Graphic Design – Amy Lewis
Filming – Ronan Glynn
Communication – Ollie Palmer (UCL) & Diony Kypraiou (UCL)
Fabrication Assistant – Djorn Fevrier
Built with the Support of…
Bartlett School of Architecture, UCL
Centre for Robotics Research, KCL
Product Design Engineering, Middlesex University
One short with the lights on and me very tired indeed
Lighting Sponsored by Lumitec AG
January 12th, 2013
Tomorrow I go into the Tate Modern to install my new interactive work that has been a year in the making. That among other things is the reason this blog has been so quiet in recent times but I thought I’d post something for those who are still subscribed to this blog. Its certainly time to bring it back to life and thats the plan following the Tate. For now the focus however is on assembling the worlds largest Delta Robot as part of what I hope will be a dramatic 2 days within the newsly commission Tanks space at Tate Modern in London.
As you might imagine things are little hectic for me right now so to save time I’ve just pasted the press release below along with photos from the final days of preparation.
Within the subterranean bowels of The Tanks, something primitive animates the darkness of Tate Modern’s dramatic new gallery space. A glowing tetrahedron glides through the air, suspended above peoples heads from a 21-metre motorised rail holding the world’s largest delta robot. As the only light source in the room, the tetrahedron acts as entertainer and guide to the space, dancing with the audience, and playfully encouraging them to become an active part of the performance. Through the interplay of luminous form and motion, ambiguity in visual perception is explored and manipulated in an unfolding interactive performance between the public and a kinetic installation.
“This work is a direct reaction to The Tanks space itself,” says Glynn. “We will fill the space with the sounds of this living machine, mixed live by our team of sound artists. The movements have been choreographed by master puppeteers with a lifetimes’ experience breathing life into inanimate objects. The entire installation will be constantly creating a different environment from one moment to the next, and is completely reactive to the audience in the space.”
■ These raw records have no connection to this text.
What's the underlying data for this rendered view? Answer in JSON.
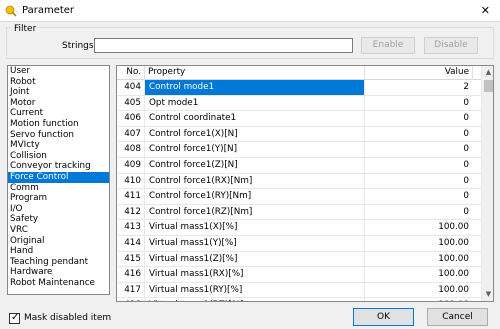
{
  "window": {
    "title": "Parameter",
    "close_glyph": "✕"
  },
  "filter": {
    "legend": "Filter",
    "strings_label": "Strings",
    "strings_value": "",
    "enable_label": "Enable",
    "disable_label": "Disable"
  },
  "categories": [
    {
      "label": "User",
      "selected": false
    },
    {
      "label": "Robot",
      "selected": false
    },
    {
      "label": "Joint",
      "selected": false
    },
    {
      "label": "Motor",
      "selected": false
    },
    {
      "label": "Current",
      "selected": false
    },
    {
      "label": "Motion function",
      "selected": false
    },
    {
      "label": "Servo function",
      "selected": false
    },
    {
      "label": "MVIcty",
      "selected": false
    },
    {
      "label": "Collision",
      "selected": false
    },
    {
      "label": "Conveyor tracking",
      "selected": false
    },
    {
      "label": "Force Control",
      "selected": true
    },
    {
      "label": "Comm",
      "selected": false
    },
    {
      "label": "Program",
      "selected": false
    },
    {
      "label": "I/O",
      "selected": false
    },
    {
      "label": "Safety",
      "selected": false
    },
    {
      "label": "VRC",
      "selected": false
    },
    {
      "label": "Original",
      "selected": false
    },
    {
      "label": "Hand",
      "selected": false
    },
    {
      "label": "Teaching pendant",
      "selected": false
    },
    {
      "label": "Hardware",
      "selected": false
    },
    {
      "label": "Robot Maintenance",
      "selected": false
    }
  ],
  "table": {
    "headers": {
      "no": "No.",
      "property": "Property",
      "value": "Value"
    },
    "rows": [
      {
        "no": "404",
        "property": "Control mode1",
        "value": "2",
        "selected": true
      },
      {
        "no": "405",
        "property": "Opt mode1",
        "value": "0",
        "selected": false
      },
      {
        "no": "406",
        "property": "Control coordinate1",
        "value": "0",
        "selected": false
      },
      {
        "no": "407",
        "property": "Control force1(X)[N]",
        "value": "0",
        "selected": false
      },
      {
        "no": "408",
        "property": "Control force1(Y)[N]",
        "value": "0",
        "selected": false
      },
      {
        "no": "409",
        "property": "Control force1(Z)[N]",
        "value": "0",
        "selected": false
      },
      {
        "no": "410",
        "property": "Control force1(RX)[Nm]",
        "value": "0",
        "selected": false
      },
      {
        "no": "411",
        "property": "Control force1(RY)[Nm]",
        "value": "0",
        "selected": false
      },
      {
        "no": "412",
        "property": "Control force1(RZ)[Nm]",
        "value": "0",
        "selected": false
      },
      {
        "no": "413",
        "property": "Virtual mass1(X)[%]",
        "value": "100.00",
        "selected": false
      },
      {
        "no": "414",
        "property": "Virtual mass1(Y)[%]",
        "value": "100.00",
        "selected": false
      },
      {
        "no": "415",
        "property": "Virtual mass1(Z)[%]",
        "value": "100.00",
        "selected": false
      },
      {
        "no": "416",
        "property": "Virtual mass1(RX)[%]",
        "value": "100.00",
        "selected": false
      },
      {
        "no": "417",
        "property": "Virtual mass1(RY)[%]",
        "value": "100.00",
        "selected": false
      },
      {
        "no": "418",
        "property": "Virtual mass1(RZ)[%]",
        "value": "100.00",
        "selected": false
      },
      {
        "no": "419",
        "property": "Virtual damper1(X)[%]",
        "value": "100.00",
        "selected": false
      }
    ]
  },
  "footer": {
    "mask_label": "Mask disabled item",
    "mask_checked": true,
    "ok_label": "OK",
    "cancel_label": "Cancel"
  },
  "colors": {
    "selection": "#0078d7",
    "icon": "#f5c000"
  }
}
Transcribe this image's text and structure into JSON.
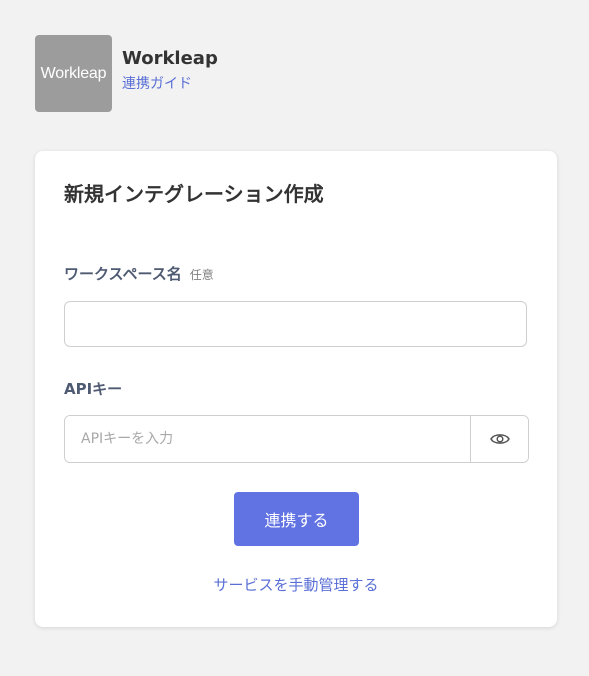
{
  "header": {
    "logo_text": "Workleap",
    "app_name": "Workleap",
    "guide_link": "連携ガイド"
  },
  "card": {
    "title": "新規インテグレーション作成",
    "workspace": {
      "label": "ワークスペース名",
      "optional_badge": "任意",
      "value": ""
    },
    "api_key": {
      "label": "APIキー",
      "placeholder": "APIキーを入力",
      "value": ""
    },
    "submit_label": "連携する",
    "manual_link": "サービスを手動管理する"
  },
  "icons": {
    "visibility_toggle": "eye-icon"
  },
  "colors": {
    "primary_button": "#6173e3",
    "link": "#5a6fd6",
    "logo_background": "#9c9c9c",
    "page_background": "#f2f2f2"
  }
}
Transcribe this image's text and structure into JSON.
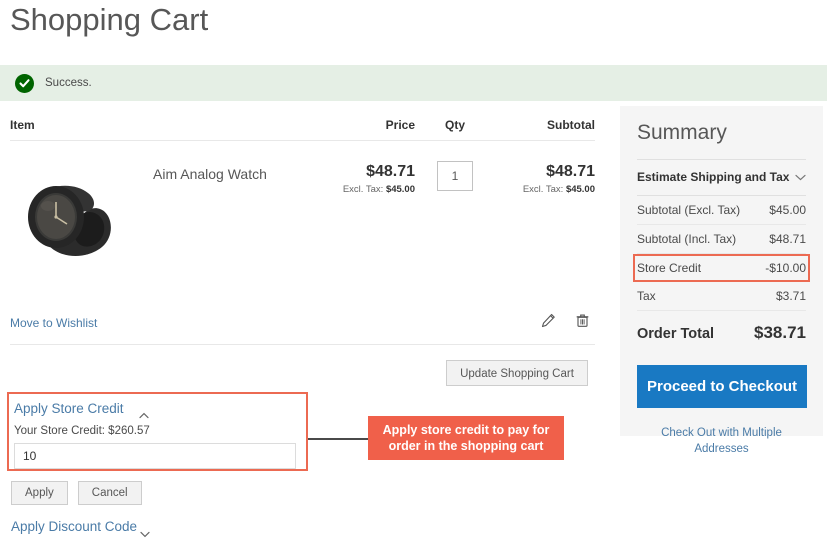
{
  "page": {
    "title": "Shopping Cart"
  },
  "message": {
    "icon": "check-circle-icon",
    "text": "Success.",
    "bg_color": "#e5efe5",
    "icon_color": "#006400"
  },
  "cart": {
    "columns": {
      "item": "Item",
      "price": "Price",
      "qty": "Qty",
      "subtotal": "Subtotal"
    },
    "rows": [
      {
        "name": "Aim Analog Watch",
        "image_alt": "black analog watch",
        "price": "$48.71",
        "price_excl_label": "Excl. Tax:",
        "price_excl_value": "$45.00",
        "qty": "1",
        "subtotal": "$48.71",
        "subtotal_excl_label": "Excl. Tax:",
        "subtotal_excl_value": "$45.00"
      }
    ],
    "move_to_wishlist": "Move to Wishlist",
    "edit_icon": "pencil-icon",
    "delete_icon": "trash-icon",
    "update_button": "Update Shopping Cart"
  },
  "store_credit": {
    "heading": "Apply Store Credit",
    "toggle_icon": "chevron-up-icon",
    "balance_label": "Your Store Credit: $260.57",
    "input_value": "10",
    "apply_button": "Apply",
    "cancel_button": "Cancel",
    "highlight_color": "#ec6a52"
  },
  "discount": {
    "heading": "Apply Discount Code",
    "toggle_icon": "chevron-down-icon"
  },
  "callout": {
    "text": "Apply store credit to pay for order in the shopping cart",
    "bg_color": "#f0604a",
    "text_color": "#ffffff"
  },
  "summary": {
    "title": "Summary",
    "estimate": {
      "label": "Estimate Shipping and Tax",
      "toggle_icon": "chevron-down-icon"
    },
    "rows": [
      {
        "label": "Subtotal (Excl. Tax)",
        "value": "$45.00",
        "highlighted": false
      },
      {
        "label": "Subtotal (Incl. Tax)",
        "value": "$48.71",
        "highlighted": false
      },
      {
        "label": "Store Credit",
        "value": "-$10.00",
        "highlighted": true
      },
      {
        "label": "Tax",
        "value": "$3.71",
        "highlighted": false
      }
    ],
    "total": {
      "label": "Order Total",
      "value": "$38.71"
    },
    "checkout_button": "Proceed to Checkout",
    "checkout_color": "#1979c3",
    "multiple_addresses": "Check Out with Multiple Addresses"
  }
}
The work builds on Glynn’s earlier pieces, Motive Colloquies (2011, Pompidou Centre Paris) and Performative Ecologies (2008, National Art Museum Beijing). Both of these examined the way in which audiences react to differing roboticised dances – but this is his most ambitious project to date. Taking its title from William Blake’s “The Tyger”, the installation returns visitors to a primal state of hyper-awareness through advanced computer vision, robotics and interactive choreography, the sum of which creates an intense, visceral and primal way to experience the Tate’s Tanks.
Motive Colloquies - Centra Pompidou Paris 2011
The work is part of the Tate’s Undercurrent programme directed at young audiences through a series of events, installations and interventions by audio, visual and performance artists. Glynn describes how “the installation engages with a treasure of a youthful mind, the ability to wilfully suspend disbelief, often a faculty lost slowly and imperceptibly with age. Young audiences of my installations care little for the technology that animates the work. So ever-present in their lives, they take it for granted, focusing instead much more on experience. They, in this respect, are my greatest critics. Equally, they are my greatest allies in their wilful suspension of disbelief at the perceptual boundaries between analog and digital, creature and machine, life and death.” Release yourself from civilized thought, suspend your disbelief and play, perform and explore the Tanks with Fearful Symmetry.
August 19th, 2012